Task to carry out:
Which lines in the listing below contain "have"? Copy each of them.

---------------

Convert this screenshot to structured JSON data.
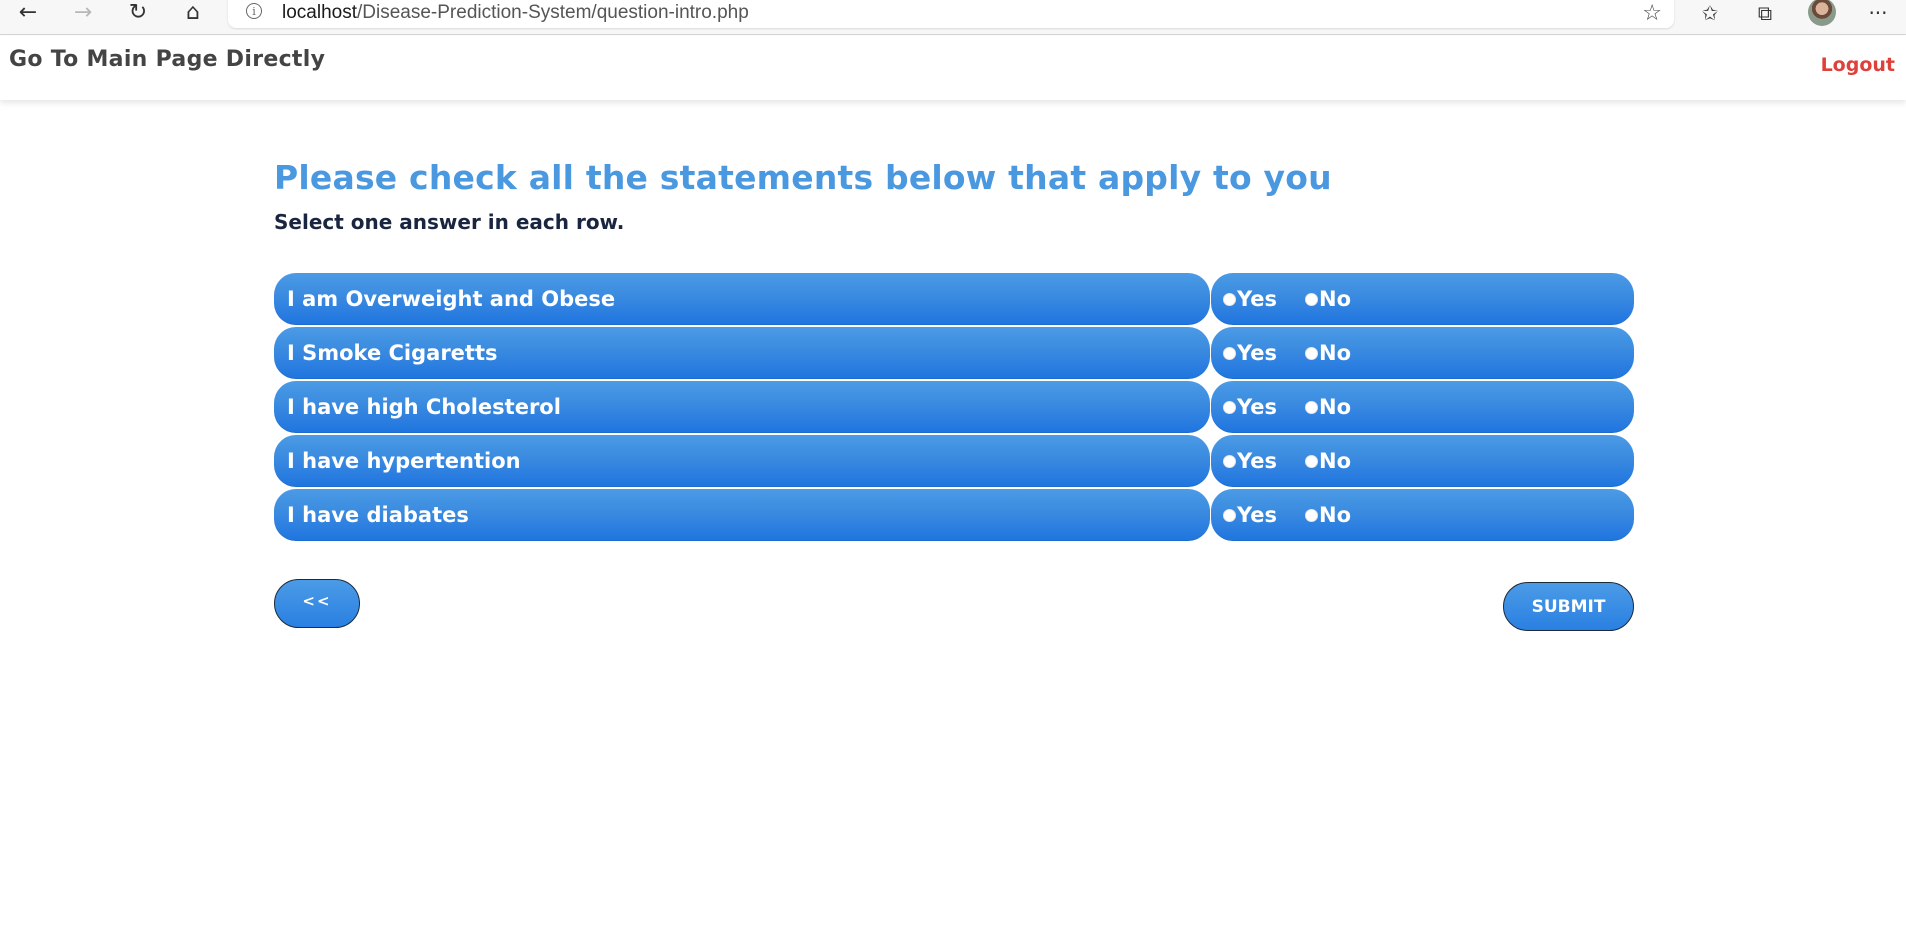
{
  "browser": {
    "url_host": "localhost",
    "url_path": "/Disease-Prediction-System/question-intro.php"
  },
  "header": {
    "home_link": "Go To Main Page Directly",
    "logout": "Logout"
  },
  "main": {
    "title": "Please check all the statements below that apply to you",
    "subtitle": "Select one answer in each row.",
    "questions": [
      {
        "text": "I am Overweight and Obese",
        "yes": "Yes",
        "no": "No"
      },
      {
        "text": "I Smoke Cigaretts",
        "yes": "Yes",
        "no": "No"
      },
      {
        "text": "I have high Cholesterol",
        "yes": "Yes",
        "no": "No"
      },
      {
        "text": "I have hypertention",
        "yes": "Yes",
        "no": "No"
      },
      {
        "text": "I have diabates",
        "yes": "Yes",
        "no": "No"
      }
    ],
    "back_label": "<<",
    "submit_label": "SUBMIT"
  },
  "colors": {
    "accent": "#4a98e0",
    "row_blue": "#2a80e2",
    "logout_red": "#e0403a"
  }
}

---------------

Your response:
        "text": "I have high Cholesterol",
        "text": "I have hypertention",
        "text": "I have diabates",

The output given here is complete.